object blue: Obviously I wish we all lived in a utopia where money didn’t exist and we just made art because we wanted to, but I have bills to pay. I do really try to stick to brands or companies that I like. I just soundtracked the Vivienne Westwood show, and because it’s a big brand I’m sure people are going to be like, ‘Oh she’s selling out’ or whatever – but I’ve always really liked it. I did play a fashion week party for a brand I didn’t care for and it was the most disrespectful experience I’ve ever had in the industry, but it was mutual; I didn’t respect them as a brand, they didn’t respect me as a musician, they just needed somebody to play at their party. They kicked me off the decks an hour early so I spent £500 on room service.

Your latest release is about your romantic life: why did you want to translate that feeling into the music, to make it personal?

object blue: This record is the most undiluted, direct expression of my current life. I never thought I would express my emotions through music because for me music was always a standalone medium rather than a vehicle for language-based ideas. For me, sound is a very physical, sensory experience, like eating or having sex. When I listen to these tracks they’re so personal it’s almost a bit too intense, like if you go into like a 3D theatre as opposed to a 2D theatre. I’m not wired to write about my life so finishing these tracks was really hard; I’m really glad I did it but I don’t think I’ll ever do it again. I’m gonna go back to writing dance floor music. 

The visuals are collaborative, what was that process like? 

object blue: It’s the first time I’ve made music about somebody else and that person has her own medium so I thought that it would be such a missed opportunity to have her not do the visuals. She sometimes makes visuals for me that I have projected behind me when I play and she always says I’m so vague, I’m just like do whatever you want! She said this was easier to work on because it’s about our relationship. She has her own ideas and feelings and experiences which she drew on. She was just like, ‘Yeah it’s an adventure kit for a place of love and ecstasy, it’s a map, it’s a device, it’s the provisions that you feed on during the journey, it’s the view when you get to the destination.’ 

You have synaesthesia – what role does that play in the music writing process?

object blue: I don’t really think about my synesthesia when I write my music because its just so normal to me – I try not to lean on it because then I become the same as the guy who thinks he’s cool for liking Ryuichi Sakamoto, like he’s different, you know? 

So when you listen to these tracks what do they look like?

object blue: ‘ECSTASY OF ST TERESA’ is about winter 2017 when I met Natalia and it’s a journey piece – you listen to it and you don’t know where you’re going, you’re just going deeper and darker into this cave. It’s full of like dark purple, kind of like dirty ink water after you’ve painted it with a lot of red and blue and black, except there’s this little fluttery melody that comes in around the three minute mark, when these pink and green little dots start floating around.
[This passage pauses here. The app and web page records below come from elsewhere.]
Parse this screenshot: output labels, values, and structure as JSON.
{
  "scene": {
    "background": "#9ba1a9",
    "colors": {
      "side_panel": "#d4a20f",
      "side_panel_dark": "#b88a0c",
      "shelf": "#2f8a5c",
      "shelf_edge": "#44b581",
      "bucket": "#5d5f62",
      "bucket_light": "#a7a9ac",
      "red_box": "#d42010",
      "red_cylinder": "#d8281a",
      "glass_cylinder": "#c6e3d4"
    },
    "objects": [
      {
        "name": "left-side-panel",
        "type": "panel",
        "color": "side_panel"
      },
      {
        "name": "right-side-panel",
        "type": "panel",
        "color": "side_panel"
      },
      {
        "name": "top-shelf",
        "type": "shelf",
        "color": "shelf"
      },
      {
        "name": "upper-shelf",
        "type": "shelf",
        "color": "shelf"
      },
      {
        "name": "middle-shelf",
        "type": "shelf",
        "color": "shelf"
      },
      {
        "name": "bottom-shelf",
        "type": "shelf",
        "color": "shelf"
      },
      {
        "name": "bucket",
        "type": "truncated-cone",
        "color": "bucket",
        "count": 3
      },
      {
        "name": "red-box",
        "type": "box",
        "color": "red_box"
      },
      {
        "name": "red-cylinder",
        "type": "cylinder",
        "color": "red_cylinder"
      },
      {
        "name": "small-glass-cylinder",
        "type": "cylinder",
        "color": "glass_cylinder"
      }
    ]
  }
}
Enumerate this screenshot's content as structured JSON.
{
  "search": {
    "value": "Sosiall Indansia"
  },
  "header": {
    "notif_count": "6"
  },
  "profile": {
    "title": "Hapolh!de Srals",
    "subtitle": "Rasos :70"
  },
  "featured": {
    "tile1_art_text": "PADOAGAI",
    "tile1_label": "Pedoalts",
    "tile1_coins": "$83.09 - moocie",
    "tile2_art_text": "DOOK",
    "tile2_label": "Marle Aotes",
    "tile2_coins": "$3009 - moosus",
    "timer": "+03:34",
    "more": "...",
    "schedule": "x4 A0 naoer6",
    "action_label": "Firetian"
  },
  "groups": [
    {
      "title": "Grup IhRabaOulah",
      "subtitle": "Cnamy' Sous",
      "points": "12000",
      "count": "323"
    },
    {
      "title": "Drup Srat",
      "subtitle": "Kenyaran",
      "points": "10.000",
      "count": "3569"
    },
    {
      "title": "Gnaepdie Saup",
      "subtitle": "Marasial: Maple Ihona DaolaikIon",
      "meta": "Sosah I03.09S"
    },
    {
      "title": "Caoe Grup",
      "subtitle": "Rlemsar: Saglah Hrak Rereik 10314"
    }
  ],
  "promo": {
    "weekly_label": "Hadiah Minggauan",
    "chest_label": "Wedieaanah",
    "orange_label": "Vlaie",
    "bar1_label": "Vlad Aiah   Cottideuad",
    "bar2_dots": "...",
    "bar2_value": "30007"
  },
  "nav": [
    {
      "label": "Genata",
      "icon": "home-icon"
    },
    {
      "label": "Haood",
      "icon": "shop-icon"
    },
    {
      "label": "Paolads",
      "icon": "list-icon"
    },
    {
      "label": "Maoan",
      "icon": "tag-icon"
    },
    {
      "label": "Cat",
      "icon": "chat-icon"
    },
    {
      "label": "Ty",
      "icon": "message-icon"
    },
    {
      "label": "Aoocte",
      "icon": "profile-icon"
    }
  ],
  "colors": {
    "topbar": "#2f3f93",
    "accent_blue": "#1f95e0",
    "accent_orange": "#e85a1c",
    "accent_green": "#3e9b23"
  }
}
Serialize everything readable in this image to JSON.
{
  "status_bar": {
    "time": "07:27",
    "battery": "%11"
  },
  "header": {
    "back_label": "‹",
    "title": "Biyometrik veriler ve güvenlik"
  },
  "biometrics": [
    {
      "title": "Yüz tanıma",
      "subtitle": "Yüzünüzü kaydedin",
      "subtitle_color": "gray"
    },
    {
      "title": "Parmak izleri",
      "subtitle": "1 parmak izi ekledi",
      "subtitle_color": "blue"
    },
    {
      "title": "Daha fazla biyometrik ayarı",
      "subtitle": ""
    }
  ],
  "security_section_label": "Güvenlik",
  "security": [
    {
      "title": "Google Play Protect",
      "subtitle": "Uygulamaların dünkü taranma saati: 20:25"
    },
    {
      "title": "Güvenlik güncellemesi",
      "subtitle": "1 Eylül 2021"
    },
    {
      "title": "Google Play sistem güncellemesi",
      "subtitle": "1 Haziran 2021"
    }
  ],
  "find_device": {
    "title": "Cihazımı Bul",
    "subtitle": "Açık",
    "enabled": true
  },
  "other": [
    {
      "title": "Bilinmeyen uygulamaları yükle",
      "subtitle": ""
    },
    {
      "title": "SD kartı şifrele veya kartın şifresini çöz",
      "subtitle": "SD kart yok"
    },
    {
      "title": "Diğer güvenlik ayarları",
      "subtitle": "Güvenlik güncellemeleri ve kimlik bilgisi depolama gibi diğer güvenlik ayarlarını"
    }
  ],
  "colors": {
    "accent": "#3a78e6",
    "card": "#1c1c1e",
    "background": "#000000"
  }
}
When the harsh bass keeps cutting up the track it’s like metallic grey thorns with glowing white edges just kind of like cutting through the middle. It’s a very violent looking track, and I think the process of falling in love is very violent. The second track has a lot more pink, more green, a lot more bright blue, a lot of moments of white and because it’s this really energetic happy track to me. It’s very much a diary of how I feel every day now – it’s steady but really euphoric and joyous, because I guess being married to the love of your life feels like that.

object blue will be performing Red Bull Present: FIGURE BESIDE ME: object blue (Live)” at The Planetarium in Bristol as part of Simple Things on Saturday October 19